Program director Janet Hofmeister told Government Health IT that Florida was out front in developing its HIE, but the federal rules are "developed as we go."
Like other HIEs, it's focused on how to sustain the operation after initial funding runs out. Continuing to keep the cost of participation by physicians low by looking to payers and increasingly EHR vendors that it's bringing on board is a priority.
The organization is looking at a lot of different avenues to meet its annual sustainability budget of less than $2.5 million, Hofmeister said, but not at providing data mining or analytics services from the data exchanged. In fact, it purposefully created a structure without the central repository that would be otherwise be required.
"…Florida is a pretty conservative state and there was a lot of fear from the physicians that their data would be harvested and sold. Generally, the sense we get is that they feel strongly that the data is theirs, they want to keep control of it, and they don't want people having the ability to share it without their consent," Hofmeister said.
Security and privacy have to be handled at the point where the patient is seen, but to join the HIE, providers are required a specified level of security. The HIE also has developed its own security best practices that apply to both the Direct secure messaging side and the patient look-up side.
For the new year, among the HIE's challenges are ensuring it has the proper policy and governance in place and taking on the extra work to bring vendors on board.
HIEs must be able to show return on investment and key quality metrics to make a strong case for both adoption and investment at the local level, concluded a study published at Perspectives in Health Information Management.
In the FierceHealthIT eBook "Key Lessons in Health Information Exchange," Keith Kelly, vice president of professional services for the Indiana Health Information Exchange (IHIE), advises healthcare leaders to focus their sustainability efforts on providing services that healthcare organizations are willing to pay for. He warns that potential paying customers might not value services that are given away for free.
IHIE, the nation's longest-running statewide HIE, began with a fee-per-transaction model that flopped, but has found success in a subscription model.

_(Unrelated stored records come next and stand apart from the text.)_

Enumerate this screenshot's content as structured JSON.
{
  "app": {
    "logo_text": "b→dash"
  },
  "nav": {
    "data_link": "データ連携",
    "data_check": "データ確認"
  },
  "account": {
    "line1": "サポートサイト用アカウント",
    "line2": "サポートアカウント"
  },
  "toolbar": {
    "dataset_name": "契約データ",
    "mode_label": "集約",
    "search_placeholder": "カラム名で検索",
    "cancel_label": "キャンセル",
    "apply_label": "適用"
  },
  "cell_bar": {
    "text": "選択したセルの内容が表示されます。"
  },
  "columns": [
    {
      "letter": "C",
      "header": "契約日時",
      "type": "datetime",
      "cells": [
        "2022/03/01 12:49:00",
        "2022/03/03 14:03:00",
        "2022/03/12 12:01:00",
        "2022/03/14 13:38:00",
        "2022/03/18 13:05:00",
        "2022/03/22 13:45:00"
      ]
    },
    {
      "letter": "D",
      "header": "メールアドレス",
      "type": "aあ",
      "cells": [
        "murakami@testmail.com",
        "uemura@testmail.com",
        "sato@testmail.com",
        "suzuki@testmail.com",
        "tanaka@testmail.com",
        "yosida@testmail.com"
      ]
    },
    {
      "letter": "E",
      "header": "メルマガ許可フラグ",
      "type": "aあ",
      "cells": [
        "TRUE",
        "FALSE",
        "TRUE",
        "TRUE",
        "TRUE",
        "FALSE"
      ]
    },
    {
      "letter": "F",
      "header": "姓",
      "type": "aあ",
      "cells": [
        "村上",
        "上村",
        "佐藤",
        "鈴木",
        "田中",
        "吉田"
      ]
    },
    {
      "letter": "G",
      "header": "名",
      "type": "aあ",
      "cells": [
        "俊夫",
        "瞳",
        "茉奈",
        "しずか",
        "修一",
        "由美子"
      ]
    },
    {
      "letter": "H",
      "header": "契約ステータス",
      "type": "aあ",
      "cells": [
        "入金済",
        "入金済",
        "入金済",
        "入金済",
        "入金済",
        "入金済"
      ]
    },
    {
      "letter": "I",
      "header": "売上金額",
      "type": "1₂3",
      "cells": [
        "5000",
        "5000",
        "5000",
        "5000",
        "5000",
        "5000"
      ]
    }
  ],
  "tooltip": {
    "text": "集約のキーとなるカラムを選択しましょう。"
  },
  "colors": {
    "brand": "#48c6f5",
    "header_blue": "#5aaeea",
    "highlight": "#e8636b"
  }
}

It's moving from a non-profit to a for-profit model that uses data for products and services, including retrospective analysis, clinical decision support and, eventually, predictive modeling.
To learn more:
- read the Government Health IT article